Here is the list of the top ten, along with the remarks (here’s the chart [7]):

  1. Fidelity – Top spot for third year running. Offers the biggest selection of funds and the most comprehensive website.
  2. Scottrade – Doesn’t have the cheapest stock trades but compensates for that with few fees on nearly everything else.
  3. TD Ameritrade – Want to trade? its website and mobile apps are top-notch, but slow e-mail and phone response times hurt.
  4. E-Trade – Its 27-7 online chat feature is a nice touch, but its fees are above those at rival firms.
  5. Charles Schwab – Offers a wide assortment of investment and banking options. Its fees on some services aren’t cheap.
  6. TradeKing – Has strong customer service, but customers can’t get stocks listed on foreign exchanges.
  7. Zecco – Doesn’t have risk-assessment or automated asset-allocation tools. Lacks many banking services.
  8. Merrill Edge – It can be your bank and broker, but high fees and slow-to-execute trades keep it from ranking higher.
  9. ShareBuilder – Offers low fees, but its customers can’t buy individual corporate or government bonds.
  10. WellsTrade – Online traders were slow to execute. Got low marks for its website, trading tools and research offersing.

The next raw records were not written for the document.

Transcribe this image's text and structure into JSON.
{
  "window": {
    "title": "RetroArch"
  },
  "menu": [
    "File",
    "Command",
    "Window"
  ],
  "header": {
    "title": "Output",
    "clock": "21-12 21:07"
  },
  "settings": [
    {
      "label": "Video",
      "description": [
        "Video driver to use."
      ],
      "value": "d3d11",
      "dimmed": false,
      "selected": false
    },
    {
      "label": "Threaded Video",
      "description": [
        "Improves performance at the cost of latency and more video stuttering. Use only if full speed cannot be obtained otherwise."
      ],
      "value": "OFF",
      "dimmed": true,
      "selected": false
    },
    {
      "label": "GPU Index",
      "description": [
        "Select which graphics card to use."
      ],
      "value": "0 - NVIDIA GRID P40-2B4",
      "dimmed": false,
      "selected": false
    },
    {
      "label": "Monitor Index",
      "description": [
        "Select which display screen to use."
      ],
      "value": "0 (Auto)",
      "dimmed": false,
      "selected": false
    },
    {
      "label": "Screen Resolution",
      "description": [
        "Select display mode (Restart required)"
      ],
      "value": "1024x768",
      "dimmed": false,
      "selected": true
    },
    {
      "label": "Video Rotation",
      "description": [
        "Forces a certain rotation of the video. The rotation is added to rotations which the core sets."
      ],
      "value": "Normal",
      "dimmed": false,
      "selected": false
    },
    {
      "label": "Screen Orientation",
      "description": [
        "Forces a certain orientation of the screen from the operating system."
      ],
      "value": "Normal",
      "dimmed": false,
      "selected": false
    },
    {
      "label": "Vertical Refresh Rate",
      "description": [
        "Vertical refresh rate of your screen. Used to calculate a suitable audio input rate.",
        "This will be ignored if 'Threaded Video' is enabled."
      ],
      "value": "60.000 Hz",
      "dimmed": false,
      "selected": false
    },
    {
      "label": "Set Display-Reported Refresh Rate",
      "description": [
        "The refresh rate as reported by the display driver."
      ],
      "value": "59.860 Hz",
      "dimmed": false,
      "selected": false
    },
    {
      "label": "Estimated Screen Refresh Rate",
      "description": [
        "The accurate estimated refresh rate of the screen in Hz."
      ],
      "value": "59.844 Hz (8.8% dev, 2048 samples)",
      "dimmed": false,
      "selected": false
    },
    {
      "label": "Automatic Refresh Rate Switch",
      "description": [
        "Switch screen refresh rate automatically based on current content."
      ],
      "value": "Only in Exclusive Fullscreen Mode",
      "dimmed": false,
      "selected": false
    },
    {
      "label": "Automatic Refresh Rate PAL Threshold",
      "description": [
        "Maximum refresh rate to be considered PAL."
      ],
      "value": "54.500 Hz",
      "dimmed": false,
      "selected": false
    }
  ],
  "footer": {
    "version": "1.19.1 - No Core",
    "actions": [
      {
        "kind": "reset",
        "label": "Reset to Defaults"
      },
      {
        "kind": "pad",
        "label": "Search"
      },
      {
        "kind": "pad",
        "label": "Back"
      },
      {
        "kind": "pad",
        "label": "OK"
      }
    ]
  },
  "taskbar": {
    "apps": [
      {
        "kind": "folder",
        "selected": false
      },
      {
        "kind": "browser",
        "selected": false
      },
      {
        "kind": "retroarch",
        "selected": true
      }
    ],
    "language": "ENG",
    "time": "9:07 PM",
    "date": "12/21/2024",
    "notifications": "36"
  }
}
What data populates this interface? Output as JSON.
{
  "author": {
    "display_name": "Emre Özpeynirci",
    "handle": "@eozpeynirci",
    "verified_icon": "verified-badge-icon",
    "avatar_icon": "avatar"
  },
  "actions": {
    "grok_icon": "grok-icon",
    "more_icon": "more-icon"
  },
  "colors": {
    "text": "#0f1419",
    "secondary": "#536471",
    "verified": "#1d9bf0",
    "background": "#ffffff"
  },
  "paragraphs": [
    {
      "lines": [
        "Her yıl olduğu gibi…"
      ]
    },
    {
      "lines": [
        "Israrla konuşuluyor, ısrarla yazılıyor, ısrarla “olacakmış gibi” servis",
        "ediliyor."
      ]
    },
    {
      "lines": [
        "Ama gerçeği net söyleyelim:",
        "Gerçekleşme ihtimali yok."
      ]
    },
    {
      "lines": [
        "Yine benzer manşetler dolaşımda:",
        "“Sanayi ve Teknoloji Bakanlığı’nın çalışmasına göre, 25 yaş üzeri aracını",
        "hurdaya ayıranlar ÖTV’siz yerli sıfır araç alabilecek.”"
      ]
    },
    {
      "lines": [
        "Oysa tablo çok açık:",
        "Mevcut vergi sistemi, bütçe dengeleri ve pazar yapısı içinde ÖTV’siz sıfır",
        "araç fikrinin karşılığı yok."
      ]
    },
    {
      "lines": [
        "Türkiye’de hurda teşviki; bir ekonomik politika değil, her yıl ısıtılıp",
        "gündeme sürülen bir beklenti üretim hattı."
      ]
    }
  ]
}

It’s important to note that the list was released in May of this year, so we’re a little slow in getting to it, and a few things may have changed. For example, TradeKing acquired Zecco so we won’t be seeing Zecco appear on any future lists.

One thing worth noting, everyone on the list offered stock trades for less than $10 a piece.

Best & Worst by Category

Smart Money went even deeper and listed the best and worst in some categories:

Poor WellsTrade… listed worst in a variety of things and got only four stars in the Banking Services category, which makes sense since they’re associated with Wells Fargo.

I’m curious by Vanguard wasn’t included, especially when other mutual fund companies like Fidelity and Charles Schwab were included. I’m thinking it might be the fee structure? It’s $7 for the first 25 trades each year, $20 for subsequent trades, if your balance is below $50,000. Or perhaps they don’t consider them a broker? I’d be interested to see where they stacked up considering I’ve been a big fan of Vanguard for many years.